■ **What to produce**:
In the entries below, find the lines that contain the word "body" and copy them.

##############################

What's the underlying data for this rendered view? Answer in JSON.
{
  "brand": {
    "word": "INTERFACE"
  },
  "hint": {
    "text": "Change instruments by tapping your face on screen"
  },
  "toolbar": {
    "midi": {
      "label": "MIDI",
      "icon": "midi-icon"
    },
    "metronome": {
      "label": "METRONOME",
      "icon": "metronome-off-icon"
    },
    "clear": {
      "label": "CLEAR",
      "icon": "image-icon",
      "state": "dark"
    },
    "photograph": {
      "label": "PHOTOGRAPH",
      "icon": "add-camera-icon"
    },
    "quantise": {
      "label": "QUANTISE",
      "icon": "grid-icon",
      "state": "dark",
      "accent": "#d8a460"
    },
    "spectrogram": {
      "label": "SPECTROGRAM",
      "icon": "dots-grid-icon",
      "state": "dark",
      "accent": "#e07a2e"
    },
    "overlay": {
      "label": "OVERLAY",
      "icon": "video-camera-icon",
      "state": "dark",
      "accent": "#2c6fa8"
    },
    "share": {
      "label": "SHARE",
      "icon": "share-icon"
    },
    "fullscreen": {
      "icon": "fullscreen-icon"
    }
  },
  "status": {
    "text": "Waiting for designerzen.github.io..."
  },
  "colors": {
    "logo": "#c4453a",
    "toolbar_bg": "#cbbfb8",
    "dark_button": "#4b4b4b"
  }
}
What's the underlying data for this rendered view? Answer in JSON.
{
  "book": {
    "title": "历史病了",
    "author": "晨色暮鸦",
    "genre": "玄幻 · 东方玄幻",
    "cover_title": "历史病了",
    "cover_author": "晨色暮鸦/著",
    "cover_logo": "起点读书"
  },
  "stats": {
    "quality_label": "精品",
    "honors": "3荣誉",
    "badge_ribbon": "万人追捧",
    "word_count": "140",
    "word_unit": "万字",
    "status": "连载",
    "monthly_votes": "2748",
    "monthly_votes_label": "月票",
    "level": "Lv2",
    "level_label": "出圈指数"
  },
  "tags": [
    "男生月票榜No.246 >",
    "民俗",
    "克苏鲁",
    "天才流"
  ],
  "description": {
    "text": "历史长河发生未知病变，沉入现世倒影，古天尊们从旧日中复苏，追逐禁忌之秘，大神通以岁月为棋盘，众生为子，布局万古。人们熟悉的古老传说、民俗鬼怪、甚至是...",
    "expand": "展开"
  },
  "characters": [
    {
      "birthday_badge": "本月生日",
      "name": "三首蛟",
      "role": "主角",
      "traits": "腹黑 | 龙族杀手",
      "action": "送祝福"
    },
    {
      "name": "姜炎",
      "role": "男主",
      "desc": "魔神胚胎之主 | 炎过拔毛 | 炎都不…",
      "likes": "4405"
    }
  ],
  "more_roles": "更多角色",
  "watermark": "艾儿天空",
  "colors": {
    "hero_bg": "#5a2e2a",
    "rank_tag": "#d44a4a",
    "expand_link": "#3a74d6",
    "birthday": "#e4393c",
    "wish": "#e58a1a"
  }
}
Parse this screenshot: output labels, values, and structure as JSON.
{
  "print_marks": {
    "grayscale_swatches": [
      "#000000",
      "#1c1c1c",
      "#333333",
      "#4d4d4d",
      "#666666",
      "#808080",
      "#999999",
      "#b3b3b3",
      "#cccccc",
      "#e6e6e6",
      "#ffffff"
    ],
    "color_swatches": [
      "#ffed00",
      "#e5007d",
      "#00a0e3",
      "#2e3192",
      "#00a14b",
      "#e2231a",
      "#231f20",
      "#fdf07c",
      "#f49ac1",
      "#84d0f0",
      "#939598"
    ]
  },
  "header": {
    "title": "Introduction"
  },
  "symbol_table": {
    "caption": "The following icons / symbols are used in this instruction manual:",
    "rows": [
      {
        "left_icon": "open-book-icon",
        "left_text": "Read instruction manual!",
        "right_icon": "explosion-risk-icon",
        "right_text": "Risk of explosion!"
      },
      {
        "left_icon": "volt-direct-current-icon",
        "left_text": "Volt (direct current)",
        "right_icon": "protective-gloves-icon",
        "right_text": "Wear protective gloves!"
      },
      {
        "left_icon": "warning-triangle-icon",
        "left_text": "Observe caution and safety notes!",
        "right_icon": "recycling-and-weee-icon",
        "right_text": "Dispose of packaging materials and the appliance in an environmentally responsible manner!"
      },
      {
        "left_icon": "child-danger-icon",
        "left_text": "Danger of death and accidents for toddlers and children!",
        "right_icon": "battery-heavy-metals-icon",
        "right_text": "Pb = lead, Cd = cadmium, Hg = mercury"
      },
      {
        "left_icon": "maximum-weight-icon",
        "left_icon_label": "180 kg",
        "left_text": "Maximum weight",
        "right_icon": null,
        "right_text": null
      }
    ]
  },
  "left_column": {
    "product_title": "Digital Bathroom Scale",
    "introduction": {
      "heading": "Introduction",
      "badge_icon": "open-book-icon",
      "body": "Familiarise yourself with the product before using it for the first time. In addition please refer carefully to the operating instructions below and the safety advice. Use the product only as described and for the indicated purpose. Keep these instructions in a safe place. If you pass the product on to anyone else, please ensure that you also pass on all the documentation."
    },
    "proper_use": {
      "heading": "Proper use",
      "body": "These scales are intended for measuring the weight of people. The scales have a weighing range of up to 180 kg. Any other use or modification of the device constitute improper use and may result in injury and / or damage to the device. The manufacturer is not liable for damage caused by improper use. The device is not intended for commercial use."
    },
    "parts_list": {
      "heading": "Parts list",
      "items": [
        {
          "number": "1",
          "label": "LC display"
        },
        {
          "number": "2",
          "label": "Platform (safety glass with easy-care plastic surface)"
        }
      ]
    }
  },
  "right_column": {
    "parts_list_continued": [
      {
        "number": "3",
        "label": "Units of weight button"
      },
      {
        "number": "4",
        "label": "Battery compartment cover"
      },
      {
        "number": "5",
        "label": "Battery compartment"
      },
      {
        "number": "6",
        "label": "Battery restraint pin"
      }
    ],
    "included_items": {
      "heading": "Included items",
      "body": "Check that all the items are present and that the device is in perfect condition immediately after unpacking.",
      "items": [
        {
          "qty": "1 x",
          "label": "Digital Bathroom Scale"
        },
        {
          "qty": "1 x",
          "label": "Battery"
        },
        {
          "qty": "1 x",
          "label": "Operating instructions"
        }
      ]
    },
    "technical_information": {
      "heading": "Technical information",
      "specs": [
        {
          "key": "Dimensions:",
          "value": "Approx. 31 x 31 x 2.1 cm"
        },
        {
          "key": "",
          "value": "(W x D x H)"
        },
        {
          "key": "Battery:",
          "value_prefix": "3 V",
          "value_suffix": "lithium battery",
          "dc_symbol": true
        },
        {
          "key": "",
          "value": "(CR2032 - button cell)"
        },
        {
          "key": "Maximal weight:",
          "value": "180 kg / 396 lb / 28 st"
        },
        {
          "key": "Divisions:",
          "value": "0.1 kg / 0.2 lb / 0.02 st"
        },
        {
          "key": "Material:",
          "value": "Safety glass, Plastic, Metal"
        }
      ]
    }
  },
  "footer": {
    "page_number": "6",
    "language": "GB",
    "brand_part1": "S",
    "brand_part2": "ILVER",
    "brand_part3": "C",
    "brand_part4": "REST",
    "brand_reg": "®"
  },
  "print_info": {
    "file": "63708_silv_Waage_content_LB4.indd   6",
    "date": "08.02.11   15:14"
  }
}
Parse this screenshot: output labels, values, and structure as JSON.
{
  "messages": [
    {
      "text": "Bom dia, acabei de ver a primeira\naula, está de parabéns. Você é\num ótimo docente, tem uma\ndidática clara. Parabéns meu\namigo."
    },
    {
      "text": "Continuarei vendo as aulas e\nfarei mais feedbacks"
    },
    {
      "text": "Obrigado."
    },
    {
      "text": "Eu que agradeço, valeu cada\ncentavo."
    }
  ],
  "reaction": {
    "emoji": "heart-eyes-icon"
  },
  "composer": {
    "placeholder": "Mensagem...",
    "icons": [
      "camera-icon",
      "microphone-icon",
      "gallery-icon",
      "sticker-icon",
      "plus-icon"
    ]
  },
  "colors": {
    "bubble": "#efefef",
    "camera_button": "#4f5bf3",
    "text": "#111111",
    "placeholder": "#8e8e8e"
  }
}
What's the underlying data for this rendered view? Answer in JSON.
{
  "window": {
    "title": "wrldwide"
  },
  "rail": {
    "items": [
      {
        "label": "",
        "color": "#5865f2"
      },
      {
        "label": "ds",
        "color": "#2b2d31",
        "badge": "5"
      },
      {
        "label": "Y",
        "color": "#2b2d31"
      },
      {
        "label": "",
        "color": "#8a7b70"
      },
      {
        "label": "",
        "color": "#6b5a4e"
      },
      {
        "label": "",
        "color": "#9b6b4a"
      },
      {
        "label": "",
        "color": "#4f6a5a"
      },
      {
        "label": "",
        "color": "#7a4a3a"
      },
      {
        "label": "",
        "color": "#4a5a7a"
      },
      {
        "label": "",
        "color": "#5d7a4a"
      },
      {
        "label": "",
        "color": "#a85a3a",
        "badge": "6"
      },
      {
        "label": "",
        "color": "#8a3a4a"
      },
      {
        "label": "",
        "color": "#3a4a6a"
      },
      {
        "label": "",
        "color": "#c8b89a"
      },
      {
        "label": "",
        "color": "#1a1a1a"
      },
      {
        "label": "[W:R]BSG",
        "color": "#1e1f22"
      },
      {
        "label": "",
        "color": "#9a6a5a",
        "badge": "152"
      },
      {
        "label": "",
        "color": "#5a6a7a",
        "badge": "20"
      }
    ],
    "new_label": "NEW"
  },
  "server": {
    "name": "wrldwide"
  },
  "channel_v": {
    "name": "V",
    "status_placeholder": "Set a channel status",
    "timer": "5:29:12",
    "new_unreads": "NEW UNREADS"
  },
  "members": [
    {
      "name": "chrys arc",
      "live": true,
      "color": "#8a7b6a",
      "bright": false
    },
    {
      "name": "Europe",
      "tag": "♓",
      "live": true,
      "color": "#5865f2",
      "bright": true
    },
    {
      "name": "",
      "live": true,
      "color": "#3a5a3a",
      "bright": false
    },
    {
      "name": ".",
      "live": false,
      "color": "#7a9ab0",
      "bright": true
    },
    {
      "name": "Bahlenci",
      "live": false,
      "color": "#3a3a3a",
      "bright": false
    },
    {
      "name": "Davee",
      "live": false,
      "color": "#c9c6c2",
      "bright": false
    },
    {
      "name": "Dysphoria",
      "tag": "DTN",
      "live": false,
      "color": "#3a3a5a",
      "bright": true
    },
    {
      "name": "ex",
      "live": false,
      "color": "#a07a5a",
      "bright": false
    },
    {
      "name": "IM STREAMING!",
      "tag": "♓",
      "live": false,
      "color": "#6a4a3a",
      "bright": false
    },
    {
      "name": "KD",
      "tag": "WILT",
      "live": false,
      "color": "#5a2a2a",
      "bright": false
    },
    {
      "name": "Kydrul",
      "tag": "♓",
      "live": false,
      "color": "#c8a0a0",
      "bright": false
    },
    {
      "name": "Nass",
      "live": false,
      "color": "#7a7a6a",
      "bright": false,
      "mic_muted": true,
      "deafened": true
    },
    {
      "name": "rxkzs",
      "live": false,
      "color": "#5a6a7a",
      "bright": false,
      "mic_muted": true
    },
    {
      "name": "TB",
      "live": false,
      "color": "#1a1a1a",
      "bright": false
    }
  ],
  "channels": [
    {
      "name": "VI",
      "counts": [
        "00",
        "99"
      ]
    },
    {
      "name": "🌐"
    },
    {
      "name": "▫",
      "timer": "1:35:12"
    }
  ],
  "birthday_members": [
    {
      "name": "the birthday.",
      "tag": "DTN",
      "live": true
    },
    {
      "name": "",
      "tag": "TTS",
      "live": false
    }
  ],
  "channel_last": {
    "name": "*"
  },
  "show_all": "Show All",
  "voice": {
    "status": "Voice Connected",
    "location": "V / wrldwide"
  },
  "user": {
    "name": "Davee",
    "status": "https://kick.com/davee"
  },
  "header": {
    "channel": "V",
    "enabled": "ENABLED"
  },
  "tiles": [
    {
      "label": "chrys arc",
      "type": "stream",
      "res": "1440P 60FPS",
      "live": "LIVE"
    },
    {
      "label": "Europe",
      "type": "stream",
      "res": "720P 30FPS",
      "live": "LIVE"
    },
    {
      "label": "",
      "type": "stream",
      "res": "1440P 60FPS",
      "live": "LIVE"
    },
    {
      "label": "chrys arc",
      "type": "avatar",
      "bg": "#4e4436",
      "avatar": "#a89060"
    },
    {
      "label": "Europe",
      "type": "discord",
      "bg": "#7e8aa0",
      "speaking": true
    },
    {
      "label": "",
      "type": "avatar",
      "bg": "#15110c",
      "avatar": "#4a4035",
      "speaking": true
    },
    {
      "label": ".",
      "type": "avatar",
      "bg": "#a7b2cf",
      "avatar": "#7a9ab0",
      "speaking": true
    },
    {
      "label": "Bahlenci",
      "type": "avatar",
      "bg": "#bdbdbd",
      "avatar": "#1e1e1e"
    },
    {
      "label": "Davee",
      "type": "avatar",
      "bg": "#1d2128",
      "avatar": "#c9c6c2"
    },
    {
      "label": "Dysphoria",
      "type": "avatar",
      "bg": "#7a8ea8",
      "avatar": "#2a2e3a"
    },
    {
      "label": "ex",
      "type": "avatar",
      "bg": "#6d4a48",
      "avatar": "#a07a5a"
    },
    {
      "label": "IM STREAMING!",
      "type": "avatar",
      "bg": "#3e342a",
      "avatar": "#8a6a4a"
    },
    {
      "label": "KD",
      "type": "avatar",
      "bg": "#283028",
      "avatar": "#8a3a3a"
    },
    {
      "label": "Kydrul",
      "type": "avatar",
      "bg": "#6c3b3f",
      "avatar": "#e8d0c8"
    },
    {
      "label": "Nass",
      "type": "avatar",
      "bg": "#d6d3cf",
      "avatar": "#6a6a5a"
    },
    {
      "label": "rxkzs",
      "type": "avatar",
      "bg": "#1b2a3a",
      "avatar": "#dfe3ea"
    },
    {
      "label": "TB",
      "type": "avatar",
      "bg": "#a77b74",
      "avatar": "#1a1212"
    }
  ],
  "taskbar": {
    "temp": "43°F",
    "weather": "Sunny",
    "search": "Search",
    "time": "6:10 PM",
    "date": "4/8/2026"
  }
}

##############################

■ **Result**:
      "body": "Familiarise yourself with the product before using it for the first time. In addition please refer carefully to the operating instructions below and the safety advice. Use the product only as described and for the indicated purpose. Keep these instructions in a safe place. If you pass the product on to anyone else, please ensure that you also pass on all the documentation."
      "body": "These scales are intended for measuring the weight of people. The scales have a weighing range of up to 180 kg. Any other use or modification of the device constitute improper use and may result in injury and / or damage to the device. The manufacturer is not liable for damage caused by improper use. The device is not intended for commercial use."
      "body": "Check that all the items are present and that the device is in perfect condition immediately after unpacking.",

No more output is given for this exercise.